The giant subsurface waves the T-team are studying are triggered thousands of kilometers away. After beaming through the Southern Ocean, the waves break against the continental slope, mixing the deep ocean. But, like bath-time with a hyperactive toddler and an especially slippery rubber ducky, these waves occasionally slosh up and over the edge of the tub. In the relatively shallow waters of the adjacent continental shelf of Tasmania, a whole new set of phenomena takes place, one that ultimately influences both the growth of sea life and the carbon dioxide content of the atmosphere.
The ocean’s food web begins with the phytoplankton. These tiny, autotrophic organisms harvest energy from sunlight to produce sugars through the process of photosynthesis. The energy harvested from the sun by the uncountable swarms of natural solar cells is transferred on to the zooplankton, the tiny, heterotrophic grazers of the ocean. After chowing down on the phytoplankton, the zooplankton in turn become food for small fish, and small fish for bigger, and on and on all the way up to your tuna sandwich.
Photosynthesis is one of the great marvels of nature: the delicate, complex biochemical process ultimately responsible for 99% of life on the planet.
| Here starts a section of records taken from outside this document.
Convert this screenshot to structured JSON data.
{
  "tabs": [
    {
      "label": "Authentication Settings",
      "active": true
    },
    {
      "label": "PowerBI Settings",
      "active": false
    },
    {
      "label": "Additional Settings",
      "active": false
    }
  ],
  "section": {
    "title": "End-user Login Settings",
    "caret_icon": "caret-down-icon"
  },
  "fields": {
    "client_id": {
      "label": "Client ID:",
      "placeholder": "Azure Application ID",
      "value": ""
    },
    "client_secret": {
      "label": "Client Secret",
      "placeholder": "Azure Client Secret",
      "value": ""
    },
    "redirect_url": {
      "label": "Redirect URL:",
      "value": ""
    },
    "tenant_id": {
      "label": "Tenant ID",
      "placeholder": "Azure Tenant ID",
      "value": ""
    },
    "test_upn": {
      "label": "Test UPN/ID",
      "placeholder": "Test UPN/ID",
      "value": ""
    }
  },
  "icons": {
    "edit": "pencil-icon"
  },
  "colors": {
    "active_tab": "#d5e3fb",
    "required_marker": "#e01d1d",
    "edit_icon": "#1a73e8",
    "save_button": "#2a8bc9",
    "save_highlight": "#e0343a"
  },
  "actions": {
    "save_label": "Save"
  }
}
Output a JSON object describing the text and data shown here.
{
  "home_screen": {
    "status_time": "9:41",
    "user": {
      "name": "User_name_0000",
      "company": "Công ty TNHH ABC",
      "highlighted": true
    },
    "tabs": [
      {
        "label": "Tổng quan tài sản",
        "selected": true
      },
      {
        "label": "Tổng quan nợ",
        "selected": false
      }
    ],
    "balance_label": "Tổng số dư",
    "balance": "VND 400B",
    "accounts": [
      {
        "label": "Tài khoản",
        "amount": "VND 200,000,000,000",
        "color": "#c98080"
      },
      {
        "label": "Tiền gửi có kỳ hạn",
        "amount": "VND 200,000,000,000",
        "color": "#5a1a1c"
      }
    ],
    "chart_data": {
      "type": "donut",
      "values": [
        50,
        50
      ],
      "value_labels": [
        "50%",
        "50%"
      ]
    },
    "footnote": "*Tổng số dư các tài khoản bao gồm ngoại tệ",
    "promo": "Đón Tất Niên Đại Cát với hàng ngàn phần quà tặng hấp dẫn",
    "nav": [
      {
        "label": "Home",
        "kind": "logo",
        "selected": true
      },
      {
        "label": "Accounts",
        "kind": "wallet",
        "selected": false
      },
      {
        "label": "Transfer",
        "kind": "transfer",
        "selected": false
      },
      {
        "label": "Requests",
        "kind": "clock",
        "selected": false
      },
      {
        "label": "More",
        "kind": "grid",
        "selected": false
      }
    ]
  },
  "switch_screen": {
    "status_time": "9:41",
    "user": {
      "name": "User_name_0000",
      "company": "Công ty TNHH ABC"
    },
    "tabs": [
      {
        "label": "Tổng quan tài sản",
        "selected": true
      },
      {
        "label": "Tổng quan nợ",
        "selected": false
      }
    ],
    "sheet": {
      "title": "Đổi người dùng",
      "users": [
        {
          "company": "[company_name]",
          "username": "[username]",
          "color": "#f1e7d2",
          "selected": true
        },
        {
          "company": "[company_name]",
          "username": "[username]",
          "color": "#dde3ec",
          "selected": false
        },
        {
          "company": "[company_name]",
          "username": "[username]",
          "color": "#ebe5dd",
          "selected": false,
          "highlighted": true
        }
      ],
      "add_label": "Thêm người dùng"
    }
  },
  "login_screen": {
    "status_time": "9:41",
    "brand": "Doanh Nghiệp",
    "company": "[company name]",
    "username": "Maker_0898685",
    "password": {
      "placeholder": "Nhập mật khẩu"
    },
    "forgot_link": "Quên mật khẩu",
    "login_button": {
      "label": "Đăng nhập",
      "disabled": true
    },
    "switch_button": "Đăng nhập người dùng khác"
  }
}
The machinery that harvests energy from photons zipping past, called chlorophyll, as well as the precursors necessary for fixing inorganic carbon dioxide into organic carbohydrates, must be synthesized from compounds acquired from the environment. Since the demand is high in the sunlit surface ocean, those necessary nutrients are always in short supply. The rate of nutrient supply thus controls the productivity of the phytoplankton, and indirectly influences the ocean’s food web and it’s ability to take up atmospheric carbon dioxide. But what controls the supply of nutrients? That’s where the giant subsurface waves, and the T-Shelf project, come in.
In much the same way that turbulence in the ocean’s abyss mixes cold water with warm, controlling the ocean’s ability to transport heat, mixing at the boundary between the sunlit surface waters and the deeper, dark waters below controls the supply of nutrients necessary for photosynthesis. This happens because the vast, deep zones of the ocean are nutrient reservoirs, created by the biological recycling of organic material that rains down from above. These nutrients can be brought into the sunlit surface waters through a number of physical mechanisms. Recently, we have come to appreciate that an important, and poorly studied, pathway is through mixing and transport driven by breaking internal waves.
The T-Shelf program aims to understand the fate of internal tide breakers as they slosh onto the flat continental shelf. At less than 150 m, the depth of the shelf means that much of the water above receives adequate sunlight for photosynthesis. The phytoplankton there are limited by the supply of nutrients, and we think that much of the nutrient supply comes from the transport and mixing associated with these undersea breakers.
We have deployed a series of moorings to measure the breakers as they cross the continental shelf break and the continental shelf. These moorings are in many ways like the much longer and deeper moorings that make up the T-TIDE mooring array. But they differ in two significant aspects: first, the moorings carry instruments to measure the quantity of phytoplankton and the amount of sediment in the water. Second, we are measuring phenomena occurring on small scales relative to the deep array, and have instruments that measure the currents, temperature, salinity, phytoplankton, sediments, turbulence, and nutrients with very fine vertical resolution. The combination of the T-TIDE, T-Beam, and T-Shelf data will allow us to discriminate between mixing and transport from remotely generated internal waves, tracked by T-TIDE and T-Beam from south of New Zealand, and internal waves generated at the Tasman shelf break itself.
We ultimately hope to unravel the complicated puzzle of the relationship between breaking internal waves, nutrient supply, and the biological character of the local ocean offshore Tasmania. These same processes are likely to be responsible for driving the food web in many places in the ocean, and are yet another important, fundamental process in the wonderful, interconnected planet we call home.
Drew Lucas and Nicole Jones, Revelle
The Tasman Tidal Dissipation Experiment / Supported by the National Science Foundation
The Tasman Shelf Flux Experiment / Supported by the Australian Research Council and the University of Western Australia